Literature is important in modern Estonian culture. A domestic prose emerged in the late 19th century with national romantic and later social-critical works. After the turn of the century, literature opened to Scandinavia and Western Europe. Anton Hansen Tammsaare’s (1878-1940) historical epic Tõde ja õigus (Truth and Justice) is referred to as one of the foremost works of Estonian literature.
During World War II, nearly two-thirds of Estonian writers fled abroad – many to Sweden – where they continued their literary activities (for example, Karl Ristikivi). A new generation of writers also appeared, including Kalju Lepik and Helga Nõu.
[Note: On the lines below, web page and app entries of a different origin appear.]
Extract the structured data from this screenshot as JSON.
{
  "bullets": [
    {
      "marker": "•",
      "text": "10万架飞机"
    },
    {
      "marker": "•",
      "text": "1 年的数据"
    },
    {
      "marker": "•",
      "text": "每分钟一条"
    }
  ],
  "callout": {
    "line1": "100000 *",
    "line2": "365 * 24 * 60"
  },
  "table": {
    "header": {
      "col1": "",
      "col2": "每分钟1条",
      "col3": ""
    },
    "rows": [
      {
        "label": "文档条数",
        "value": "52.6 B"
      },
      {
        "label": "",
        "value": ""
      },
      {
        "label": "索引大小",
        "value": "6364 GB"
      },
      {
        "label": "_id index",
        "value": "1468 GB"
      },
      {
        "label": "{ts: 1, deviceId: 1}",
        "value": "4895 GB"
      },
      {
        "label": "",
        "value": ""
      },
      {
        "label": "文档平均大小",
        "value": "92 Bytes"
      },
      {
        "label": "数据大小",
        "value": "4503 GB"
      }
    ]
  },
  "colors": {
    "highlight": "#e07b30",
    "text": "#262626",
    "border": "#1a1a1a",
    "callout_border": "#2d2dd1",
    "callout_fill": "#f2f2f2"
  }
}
In Estonia, the development stagnated during the Stalin period (1944–1953), but thereafter, greater openness, experimental desire and the revitalization of literary life followed. In the following decades, great author names emerged such as the Nobel laureates Jaan Kross and Jaan Kaplinski and the acclaimed poet Paul-Eerik Rummo. Among the writers of the 21st century are the award-winning poet and novelist Kristiina Ehin.
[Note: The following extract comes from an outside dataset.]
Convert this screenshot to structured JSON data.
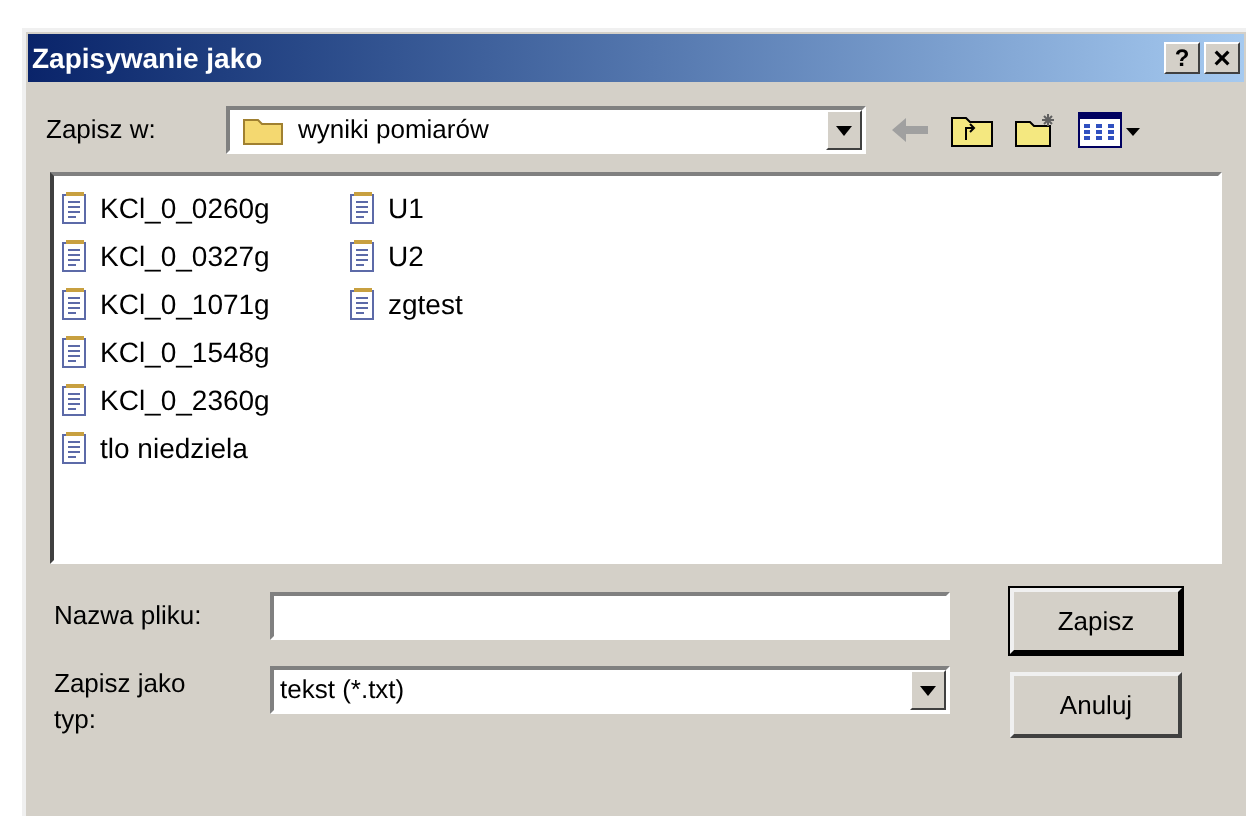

Estonian art follows broadly the same lines of development as literature. Johan Koler, who during the second half of the 19th century became a pioneer in national art, drew many motives from Kalevipoeg. In the early 1900s, Estonian art was revitalized with several painting schools. During World War II many artists fled to Sweden. Art practice in Estonia was paralyzed during the Stalin period, but then regained its life and took the impression of international modern art.
Jüri Arrak became an internationally acclaimed artist in the late 1900s, and in the 2000s, Martin Saar has had success in New York.
The Minister of Justice resigns
Justice Minister Kristen Michal resigns but denies allegations of irregularities regarding donations to the Reform Party. The conflict over party contributions has lowered the party to third place in the opinion, with the opposition parties Social Democrats and Center Party at the top.
The opposition leader is being investigated by prosecutors
Opposition leader Edgar Savisaar, Center Party, is the subject of the prosecutor’s investigation into suspected money laundering in Switzerland.
Party donations trouble the liberals
Prime Minister Andrus Ansip’s Reform Party is accused of questionable donations to the party fund, similar to money laundering. Justice Minister Kristen Michal is said to have been driving before his ministerial term. He refuses but prosecutors initiate a preliminary investigation.
The center portion is shattered
The Leftist Center Party is split when a group of politicians step out and form their own party group in Parliament.
The Social Democrats do away with Russian-speaking
The opposition party The Social Democrats join forces with the small Russian party with the intention of winning Russian-speaking voters. Stanislav Tsherepanov from the Russian Party becomes Vice Party leader under S leader Sven Mikser.